══ Record extracts ══

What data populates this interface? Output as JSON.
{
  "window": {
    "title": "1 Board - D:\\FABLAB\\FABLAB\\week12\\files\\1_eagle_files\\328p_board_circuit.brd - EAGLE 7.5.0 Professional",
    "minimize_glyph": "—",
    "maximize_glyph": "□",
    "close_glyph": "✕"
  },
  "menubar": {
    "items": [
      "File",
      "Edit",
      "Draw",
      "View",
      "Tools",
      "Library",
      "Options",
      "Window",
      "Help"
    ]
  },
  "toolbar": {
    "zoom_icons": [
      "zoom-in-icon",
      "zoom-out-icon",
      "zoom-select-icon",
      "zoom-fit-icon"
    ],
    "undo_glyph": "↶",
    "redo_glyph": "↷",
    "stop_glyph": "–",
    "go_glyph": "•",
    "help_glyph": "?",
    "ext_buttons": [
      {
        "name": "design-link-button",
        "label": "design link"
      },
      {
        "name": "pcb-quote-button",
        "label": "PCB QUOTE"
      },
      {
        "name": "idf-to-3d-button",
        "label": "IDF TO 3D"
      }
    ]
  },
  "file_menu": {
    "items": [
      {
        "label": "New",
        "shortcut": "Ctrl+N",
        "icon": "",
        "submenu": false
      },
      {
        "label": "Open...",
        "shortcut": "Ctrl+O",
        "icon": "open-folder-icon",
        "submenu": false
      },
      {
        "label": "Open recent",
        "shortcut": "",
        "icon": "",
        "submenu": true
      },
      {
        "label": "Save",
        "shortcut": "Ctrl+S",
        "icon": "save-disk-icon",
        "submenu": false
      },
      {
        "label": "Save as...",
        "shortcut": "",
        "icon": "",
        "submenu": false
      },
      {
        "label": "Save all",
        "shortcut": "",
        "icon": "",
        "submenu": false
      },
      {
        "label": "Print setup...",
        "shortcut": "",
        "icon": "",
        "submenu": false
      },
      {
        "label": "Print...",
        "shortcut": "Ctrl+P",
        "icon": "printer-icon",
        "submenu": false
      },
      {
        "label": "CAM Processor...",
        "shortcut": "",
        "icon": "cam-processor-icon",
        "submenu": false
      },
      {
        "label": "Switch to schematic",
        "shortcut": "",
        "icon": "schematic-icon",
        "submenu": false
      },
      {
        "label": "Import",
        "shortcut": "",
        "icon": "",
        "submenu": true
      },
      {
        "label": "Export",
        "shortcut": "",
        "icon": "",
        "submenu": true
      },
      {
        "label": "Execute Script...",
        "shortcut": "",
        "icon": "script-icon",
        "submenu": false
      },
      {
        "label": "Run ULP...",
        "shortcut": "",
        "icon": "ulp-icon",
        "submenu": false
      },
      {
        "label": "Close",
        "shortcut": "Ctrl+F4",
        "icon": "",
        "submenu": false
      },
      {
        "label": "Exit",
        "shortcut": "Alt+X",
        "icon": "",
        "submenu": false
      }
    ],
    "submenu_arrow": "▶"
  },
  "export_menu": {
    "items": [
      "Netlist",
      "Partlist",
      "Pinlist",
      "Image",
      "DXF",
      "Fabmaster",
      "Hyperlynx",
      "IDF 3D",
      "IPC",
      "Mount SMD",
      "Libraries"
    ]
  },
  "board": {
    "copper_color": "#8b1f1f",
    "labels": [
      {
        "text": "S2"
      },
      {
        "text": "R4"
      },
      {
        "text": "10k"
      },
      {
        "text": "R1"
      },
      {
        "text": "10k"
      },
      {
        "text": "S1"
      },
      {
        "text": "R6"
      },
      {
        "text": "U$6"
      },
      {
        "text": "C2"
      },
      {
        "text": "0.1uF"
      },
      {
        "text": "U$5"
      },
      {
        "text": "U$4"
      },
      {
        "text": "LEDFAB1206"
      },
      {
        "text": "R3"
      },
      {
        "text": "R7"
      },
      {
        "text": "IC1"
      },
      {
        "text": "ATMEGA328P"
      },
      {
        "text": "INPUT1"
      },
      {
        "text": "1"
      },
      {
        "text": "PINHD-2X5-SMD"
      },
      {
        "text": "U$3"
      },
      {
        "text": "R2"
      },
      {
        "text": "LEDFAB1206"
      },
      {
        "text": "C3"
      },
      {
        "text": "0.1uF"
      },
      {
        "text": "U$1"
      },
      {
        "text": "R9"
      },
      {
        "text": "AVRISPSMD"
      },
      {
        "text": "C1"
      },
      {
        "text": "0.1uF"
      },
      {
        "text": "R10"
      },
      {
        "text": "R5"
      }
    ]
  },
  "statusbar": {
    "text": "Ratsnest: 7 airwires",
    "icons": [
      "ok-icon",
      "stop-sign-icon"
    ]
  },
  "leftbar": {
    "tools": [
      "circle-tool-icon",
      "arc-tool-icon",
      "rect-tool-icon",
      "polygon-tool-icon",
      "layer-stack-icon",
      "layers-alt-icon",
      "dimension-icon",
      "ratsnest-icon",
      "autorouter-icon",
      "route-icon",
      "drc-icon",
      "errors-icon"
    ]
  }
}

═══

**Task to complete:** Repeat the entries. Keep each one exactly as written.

**Your response:**
What data populates this interface? Output as JSON.
{
  "window": {
    "title": "1 Board - D:\\FABLAB\\FABLAB\\week12\\files\\1_eagle_files\\328p_board_circuit.brd - EAGLE 7.5.0 Professional",
    "minimize_glyph": "—",
    "maximize_glyph": "□",
    "close_glyph": "✕"
  },
  "menubar": {
    "items": [
      "File",
      "Edit",
      "Draw",
      "View",
      "Tools",
      "Library",
      "Options",
      "Window",
      "Help"
    ]
  },
  "toolbar": {
    "zoom_icons": [
      "zoom-in-icon",
      "zoom-out-icon",
      "zoom-select-icon",
      "zoom-fit-icon"
    ],
    "undo_glyph": "↶",
    "redo_glyph": "↷",
    "stop_glyph": "–",
    "go_glyph": "•",
    "help_glyph": "?",
    "ext_buttons": [
      {
        "name": "design-link-button",
        "label": "design link"
      },
      {
        "name": "pcb-quote-button",
        "label": "PCB QUOTE"
      },
      {
        "name": "idf-to-3d-button",
        "label": "IDF TO 3D"
      }
    ]
  },
  "file_menu": {
    "items": [
      {
        "label": "New",
        "shortcut": "Ctrl+N",
        "icon": "",
        "submenu": false
      },
      {
        "label": "Open...",
        "shortcut": "Ctrl+O",
        "icon": "open-folder-icon",
        "submenu": false
      },
      {
        "label": "Open recent",
        "shortcut": "",
        "icon": "",
        "submenu": true
      },
      {
        "label": "Save",
        "shortcut": "Ctrl+S",
        "icon": "save-disk-icon",
        "submenu": false
      },
      {
        "label": "Save as...",
        "shortcut": "",
        "icon": "",
        "submenu": false
      },
      {
        "label": "Save all",
        "shortcut": "",
        "icon": "",
        "submenu": false
      },
      {
        "label": "Print setup...",
        "shortcut": "",
        "icon": "",
        "submenu": false
      },
      {
        "label": "Print...",
        "shortcut": "Ctrl+P",
        "icon": "printer-icon",
        "submenu": false
      },
      {
        "label": "CAM Processor...",
        "shortcut": "",
        "icon": "cam-processor-icon",
        "submenu": false
      },
      {
        "label": "Switch to schematic",
        "shortcut": "",
        "icon": "schematic-icon",
        "submenu": false
      },
      {
        "label": "Import",
        "shortcut": "",
        "icon": "",
        "submenu": true
      },
      {
        "label": "Export",
        "shortcut": "",
        "icon": "",
        "submenu": true
      },
      {
        "label": "Execute Script...",
        "shortcut": "",
        "icon": "script-icon",
        "submenu": false
      },
      {
        "label": "Run ULP...",
        "shortcut": "",
        "icon": "ulp-icon",
        "submenu": false
      },
      {
        "label": "Close",
        "shortcut": "Ctrl+F4",
        "icon": "",
        "submenu": false
      },
      {
        "label": "Exit",
        "shortcut": "Alt+X",
        "icon": "",
        "submenu": false
      }
    ],
    "submenu_arrow": "▶"
  },
  "export_menu": {
    "items": [
      "Netlist",
      "Partlist",
      "Pinlist",
      "Image",
      "DXF",
      "Fabmaster",
      "Hyperlynx",
      "IDF 3D",
      "IPC",
      "Mount SMD",
      "Libraries"
    ]
  },
  "board": {
    "copper_color": "#8b1f1f",
    "labels": [
      {
        "text": "S2"
      },
      {
        "text": "R4"
      },
      {
        "text": "10k"
      },
      {
        "text": "R1"
      },
      {
        "text": "10k"
      },
      {
        "text": "S1"
      },
      {
        "text": "R6"
      },
      {
        "text": "U$6"
      },
      {
        "text": "C2"
      },
      {
        "text": "0.1uF"
      },
      {
        "text": "U$5"
      },
      {
        "text": "U$4"
      },
      {
        "text": "LEDFAB1206"
      },
      {
        "text": "R3"
      },
      {
        "text": "R7"
      },
      {
        "text": "IC1"
      },
      {
        "text": "ATMEGA328P"
      },
      {
        "text": "INPUT1"
      },
      {
        "text": "1"
      },
      {
        "text": "PINHD-2X5-SMD"
      },
      {
        "text": "U$3"
      },
      {
        "text": "R2"
      },
      {
        "text": "LEDFAB1206"
      },
      {
        "text": "C3"
      },
      {
        "text": "0.1uF"
      },
      {
        "text": "U$1"
      },
      {
        "text": "R9"
      },
      {
        "text": "AVRISPSMD"
      },
      {
        "text": "C1"
      },
      {
        "text": "0.1uF"
      },
      {
        "text": "R10"
      },
      {
        "text": "R5"
      }
    ]
  },
  "statusbar": {
    "text": "Ratsnest: 7 airwires",
    "icons": [
      "ok-icon",
      "stop-sign-icon"
    ]
  },
  "leftbar": {
    "tools": [
      "circle-tool-icon",
      "arc-tool-icon",
      "rect-tool-icon",
      "polygon-tool-icon",
      "layer-stack-icon",
      "layers-alt-icon",
      "dimension-icon",
      "ratsnest-icon",
      "autorouter-icon",
      "route-icon",
      "drc-icon",
      "errors-icon"
    ]
  }
}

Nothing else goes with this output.